Provided data Start Marker

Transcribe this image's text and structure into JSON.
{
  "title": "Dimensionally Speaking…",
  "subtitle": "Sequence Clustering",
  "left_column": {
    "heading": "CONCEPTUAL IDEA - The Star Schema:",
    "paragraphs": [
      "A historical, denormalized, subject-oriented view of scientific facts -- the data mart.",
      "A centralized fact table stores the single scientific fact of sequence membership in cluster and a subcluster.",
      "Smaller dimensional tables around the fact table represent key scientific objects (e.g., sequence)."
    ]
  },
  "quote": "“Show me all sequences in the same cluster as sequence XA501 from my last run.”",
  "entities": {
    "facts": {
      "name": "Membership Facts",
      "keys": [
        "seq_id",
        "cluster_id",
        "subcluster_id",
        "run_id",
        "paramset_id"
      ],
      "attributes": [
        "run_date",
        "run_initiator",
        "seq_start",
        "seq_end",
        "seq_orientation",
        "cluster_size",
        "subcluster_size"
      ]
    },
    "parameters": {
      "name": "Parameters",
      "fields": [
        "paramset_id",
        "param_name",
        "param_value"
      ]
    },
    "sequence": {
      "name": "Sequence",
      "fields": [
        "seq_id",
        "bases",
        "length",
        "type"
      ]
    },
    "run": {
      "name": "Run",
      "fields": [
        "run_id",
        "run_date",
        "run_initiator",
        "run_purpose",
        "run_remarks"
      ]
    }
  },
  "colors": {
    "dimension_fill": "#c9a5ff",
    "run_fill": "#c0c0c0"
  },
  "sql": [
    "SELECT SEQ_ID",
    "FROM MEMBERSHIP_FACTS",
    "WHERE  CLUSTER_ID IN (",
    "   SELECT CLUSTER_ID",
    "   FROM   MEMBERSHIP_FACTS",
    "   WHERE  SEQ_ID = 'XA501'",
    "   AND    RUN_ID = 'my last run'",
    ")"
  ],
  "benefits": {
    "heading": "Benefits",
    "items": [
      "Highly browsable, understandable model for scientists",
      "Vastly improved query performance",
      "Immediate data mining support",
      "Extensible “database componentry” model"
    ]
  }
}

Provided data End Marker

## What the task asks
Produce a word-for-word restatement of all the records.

## Answer space
Transcribe this image's text and structure into JSON.
{
  "title": "Dimensionally Speaking…",
  "subtitle": "Sequence Clustering",
  "left_column": {
    "heading": "CONCEPTUAL IDEA - The Star Schema:",
    "paragraphs": [
      "A historical, denormalized, subject-oriented view of scientific facts -- the data mart.",
      "A centralized fact table stores the single scientific fact of sequence membership in cluster and a subcluster.",
      "Smaller dimensional tables around the fact table represent key scientific objects (e.g., sequence)."
    ]
  },
  "quote": "“Show me all sequences in the same cluster as sequence XA501 from my last run.”",
  "entities": {
    "facts": {
      "name": "Membership Facts",
      "keys": [
        "seq_id",
        "cluster_id",
        "subcluster_id",
        "run_id",
        "paramset_id"
      ],
      "attributes": [
        "run_date",
        "run_initiator",
        "seq_start",
        "seq_end",
        "seq_orientation",
        "cluster_size",
        "subcluster_size"
      ]
    },
    "parameters": {
      "name": "Parameters",
      "fields": [
        "paramset_id",
        "param_name",
        "param_value"
      ]
    },
    "sequence": {
      "name": "Sequence",
      "fields": [
        "seq_id",
        "bases",
        "length",
        "type"
      ]
    },
    "run": {
      "name": "Run",
      "fields": [
        "run_id",
        "run_date",
        "run_initiator",
        "run_purpose",
        "run_remarks"
      ]
    }
  },
  "colors": {
    "dimension_fill": "#c9a5ff",
    "run_fill": "#c0c0c0"
  },
  "sql": [
    "SELECT SEQ_ID",
    "FROM MEMBERSHIP_FACTS",
    "WHERE  CLUSTER_ID IN (",
    "   SELECT CLUSTER_ID",
    "   FROM   MEMBERSHIP_FACTS",
    "   WHERE  SEQ_ID = 'XA501'",
    "   AND    RUN_ID = 'my last run'",
    ")"
  ],
  "benefits": {
    "heading": "Benefits",
    "items": [
      "Highly browsable, understandable model for scientists",
      "Vastly improved query performance",
      "Immediate data mining support",
      "Extensible “database componentry” model"
    ]
  }
}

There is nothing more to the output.